Longford student Eric Ehigie: Education is passport to the future

News Reporter


News Reporter



Longford students in the eco-friendly fight against climate change

Members of the Youth Assembly on Climate inside the Dáil Chamber listening to Eric Ehigie, Longford giving his address Picture: Maxwell Photography

Longford student Eric Ehigie came in for considerable praise following his contribution to the historic RTÉ Youth Assembly on Climate at Dáil Éireann.

Longford duo Eric and Áine Nic An Fhailí were among 157 (the same as the number of TDs in the House) pupils aged 10 to 17 from all across the country who attended last Friday's assembly along with Ceann Comhairle Seán Ó Fearghaíl.

Moyne Community School student Eric, who is also Equality Officer of the ISSU was spokesperson for the assembly’s ‘Education Group’.

Addressing the assembly, Eric outlined that ‘education was the driving force that put a halt to discrimination within Europe after the second world war, it lessened the blow of segregation in the USA following the Jim Crow era, it brought our island to peace through the Good Friday agreement’. He added, “I whole-heartedly believe that through education we can bring everyone with us into the eco-friendly fight against climate change!”

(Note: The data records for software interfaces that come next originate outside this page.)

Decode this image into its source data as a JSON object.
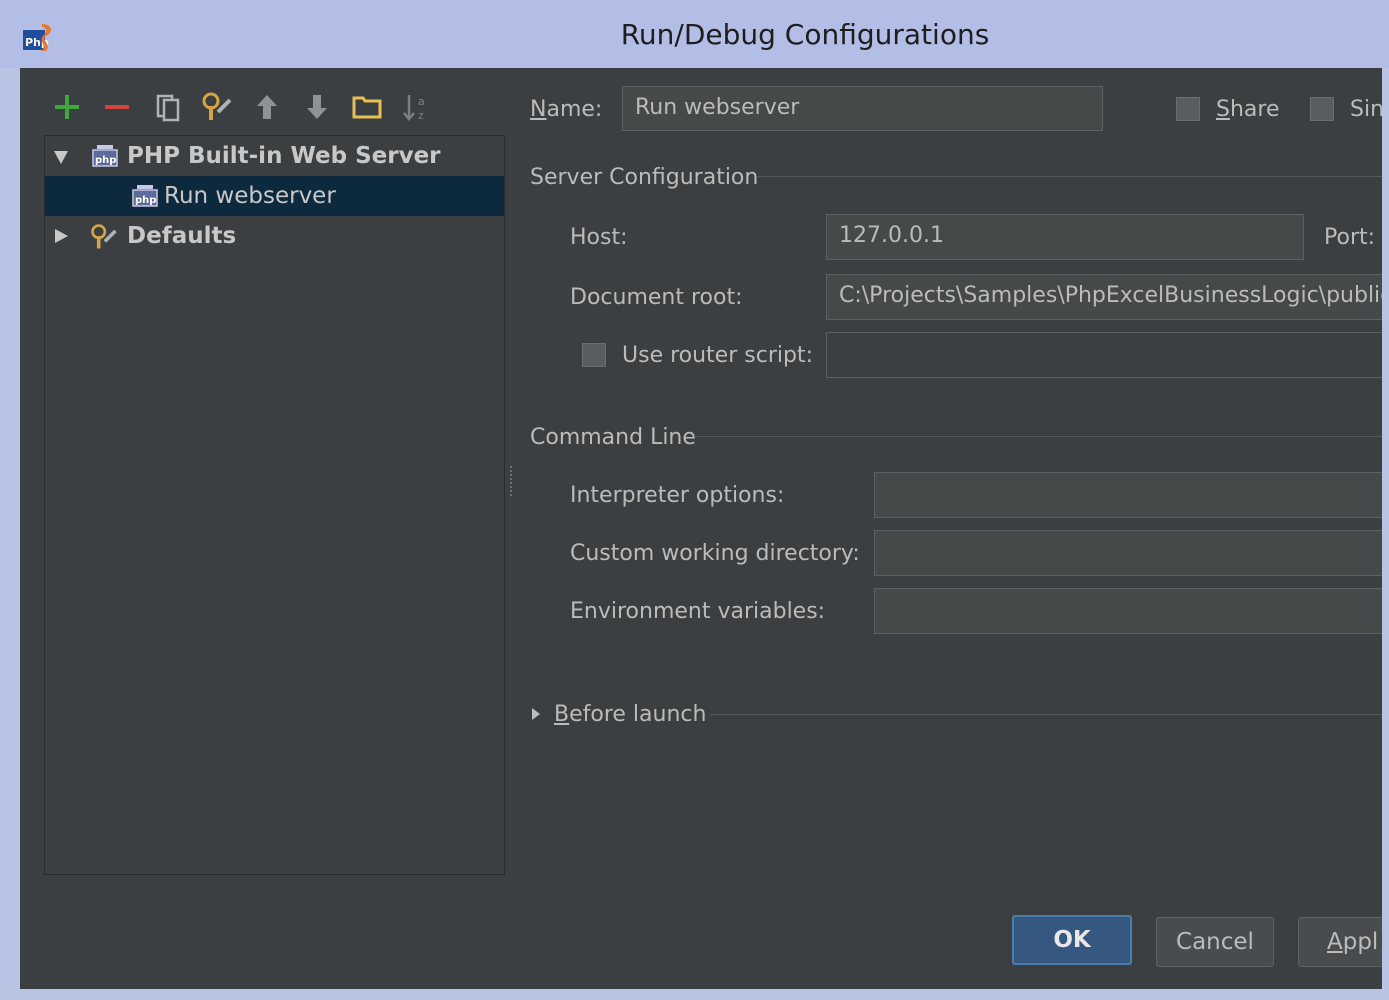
{
  "window": {
    "title": "Run/Debug Configurations"
  },
  "toolbar": {
    "icons": [
      "add-icon",
      "remove-icon",
      "copy-icon",
      "edit-defaults-icon",
      "move-up-icon",
      "move-down-icon",
      "folder-icon",
      "sort-icon"
    ]
  },
  "tree": {
    "group_label": "PHP Built-in Web Server",
    "item_label": "Run webserver",
    "defaults_label": "Defaults"
  },
  "form": {
    "name_label": "Name:",
    "name_value": "Run webserver",
    "share_label": "Share",
    "single_label": "Sin",
    "server_section": "Server Configuration",
    "host_label": "Host:",
    "host_value": "127.0.0.1",
    "port_label": "Port:",
    "docroot_label": "Document root:",
    "docroot_value": "C:\\Projects\\Samples\\PhpExcelBusinessLogic\\public",
    "router_label": "Use router script:",
    "router_value": "",
    "cmd_section": "Command Line",
    "interp_label": "Interpreter options:",
    "interp_value": "",
    "workdir_label": "Custom working directory:",
    "workdir_value": "",
    "env_label": "Environment variables:",
    "env_value": "",
    "before_launch": "Before launch"
  },
  "buttons": {
    "ok": "OK",
    "cancel": "Cancel",
    "apply": "Appl"
  },
  "colors": {
    "background": "#3c3f41",
    "selection": "#0d293e",
    "titlebar": "#b3bee6",
    "accent_green": "#3fa83b",
    "accent_red": "#d0433f"
  }
}
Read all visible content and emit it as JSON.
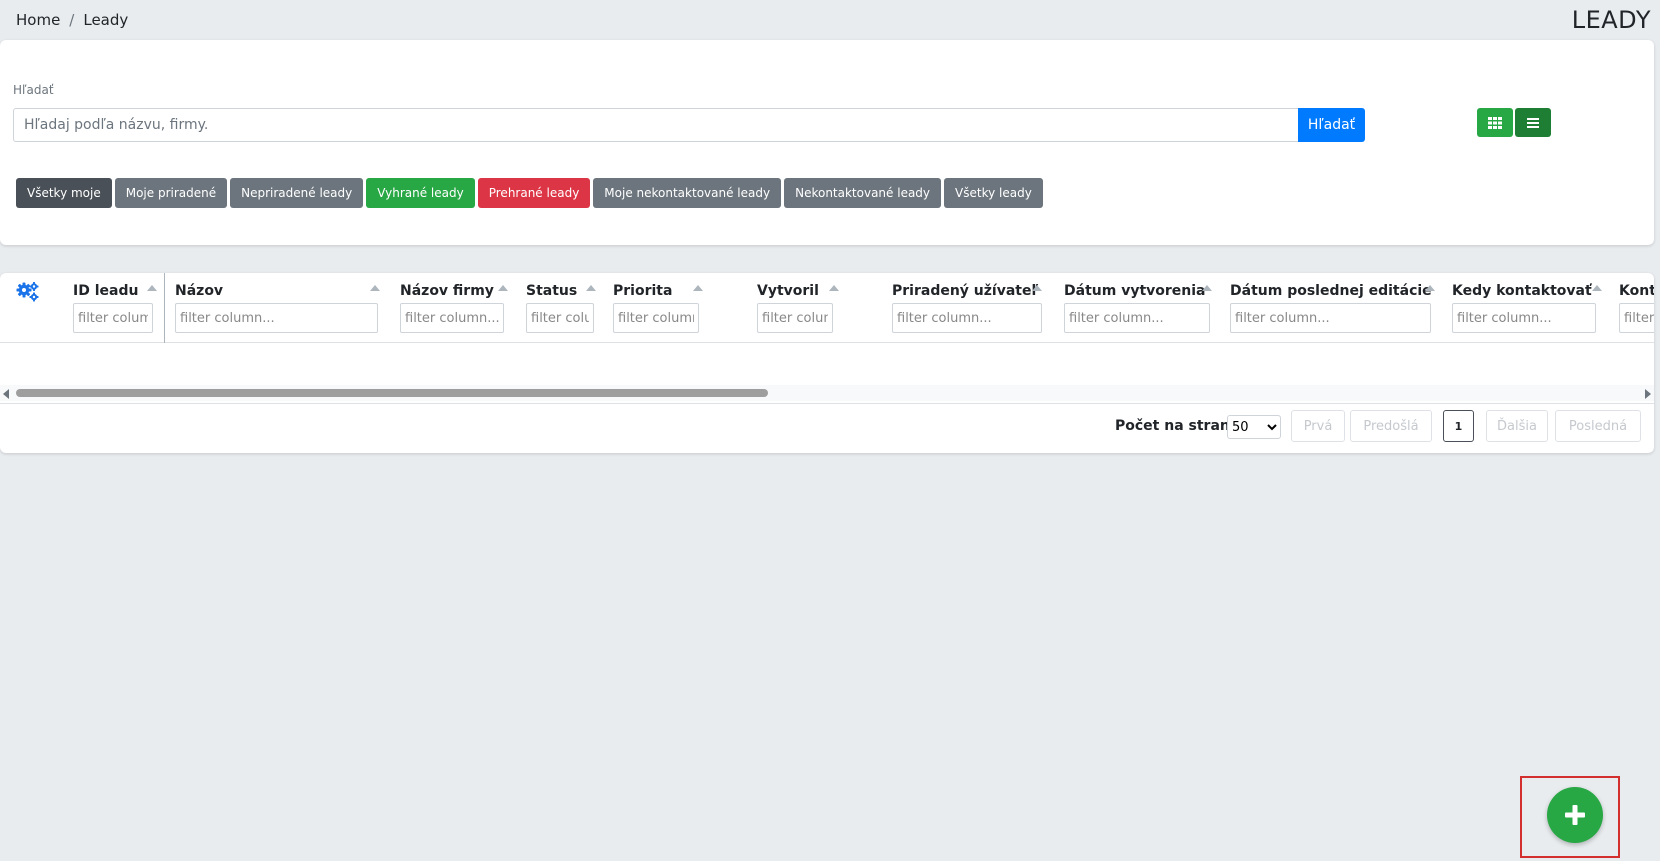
{
  "breadcrumb": {
    "home": "Home",
    "separator": "/",
    "current": "Leady"
  },
  "page_title": "LEADY",
  "search": {
    "label": "Hľadať",
    "placeholder": "Hľadaj podľa názvu, firmy.",
    "value": "",
    "button_label": "Hľadať"
  },
  "view_toggle": {
    "grid_icon": "grid-icon",
    "list_icon": "list-icon"
  },
  "filters": [
    {
      "label": "Všetky moje",
      "color": "#495057"
    },
    {
      "label": "Moje priradené",
      "color": "#6c757d"
    },
    {
      "label": "Nepriradené leady",
      "color": "#6c757d"
    },
    {
      "label": "Vyhrané leady",
      "color": "#28a745"
    },
    {
      "label": "Prehrané leady",
      "color": "#dc3545"
    },
    {
      "label": "Moje nekontaktované leady",
      "color": "#6c757d"
    },
    {
      "label": "Nekontaktované leady",
      "color": "#6c757d"
    },
    {
      "label": "Všetky leady",
      "color": "#6c757d"
    }
  ],
  "table": {
    "settings_icon": "gears-icon",
    "filter_placeholder": "filter column...",
    "columns": [
      {
        "title": "ID leadu"
      },
      {
        "title": "Názov"
      },
      {
        "title": "Názov firmy"
      },
      {
        "title": "Status"
      },
      {
        "title": "Priorita"
      },
      {
        "title": "Vytvoril"
      },
      {
        "title": "Priradený užívateľ"
      },
      {
        "title": "Dátum vytvorenia"
      },
      {
        "title": "Dátum poslednej editácie"
      },
      {
        "title": "Kedy kontaktovať"
      },
      {
        "title": "Kontakt"
      }
    ],
    "rows": []
  },
  "pagination": {
    "per_page_label": "Počet na stranu",
    "per_page_value": "50",
    "first": "Prvá",
    "prev": "Predošlá",
    "current": "1",
    "next": "Ďalšia",
    "last": "Posledná"
  },
  "fab": {
    "icon": "plus-icon",
    "color": "#28a745"
  }
}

Assembly members came up with ten recommendations for action to stop climate breakdown and these were presented to Mr Ó Fearghaíl.

Read also: Longford's Síona Cahill to take on Greta Thunberg for Women of Europe Award

Among the recommendations is a targeted nationwide information campaign to educate the population about the climate crisis regarding the causes, the effects and the solutions.

Another recommendation is mandatory "sustainability" education from primary level to the workplace including a new compulsory Junior Cycle and optional Leaving Certificate subject.

The Assembly members stressed, “We are not experts. In our recommendations we offer ideas but we do not have all the answers. It is a starting point for adults and particularly for those elected to protect and progress our society.”

Eric, in his address, pointed out, “Education, as noted by the African-American civil rights activist Malcolm X, ‘is the passport to the future, for tomorrow belongs to those that prepare for it today.’ And tomorrow, according to some of the world’s finest scientists, is not promised to humanity if we continue to exacerbate our environmentally destructive actions.”

Eric believes that at the moment, due to a lack of knowledge, there are many sceptics who shrug off the environmental warnings being projected by scientific research.

He suggested that it was through educational solutions, like the ones his group were proposing, ‘will inform everyone, especially the politicians, about why there is no benefit in polluting our environment and destroying our planet, as there is no Planet B’.

Read also: Longford students to take part in RTE's historic youth assembly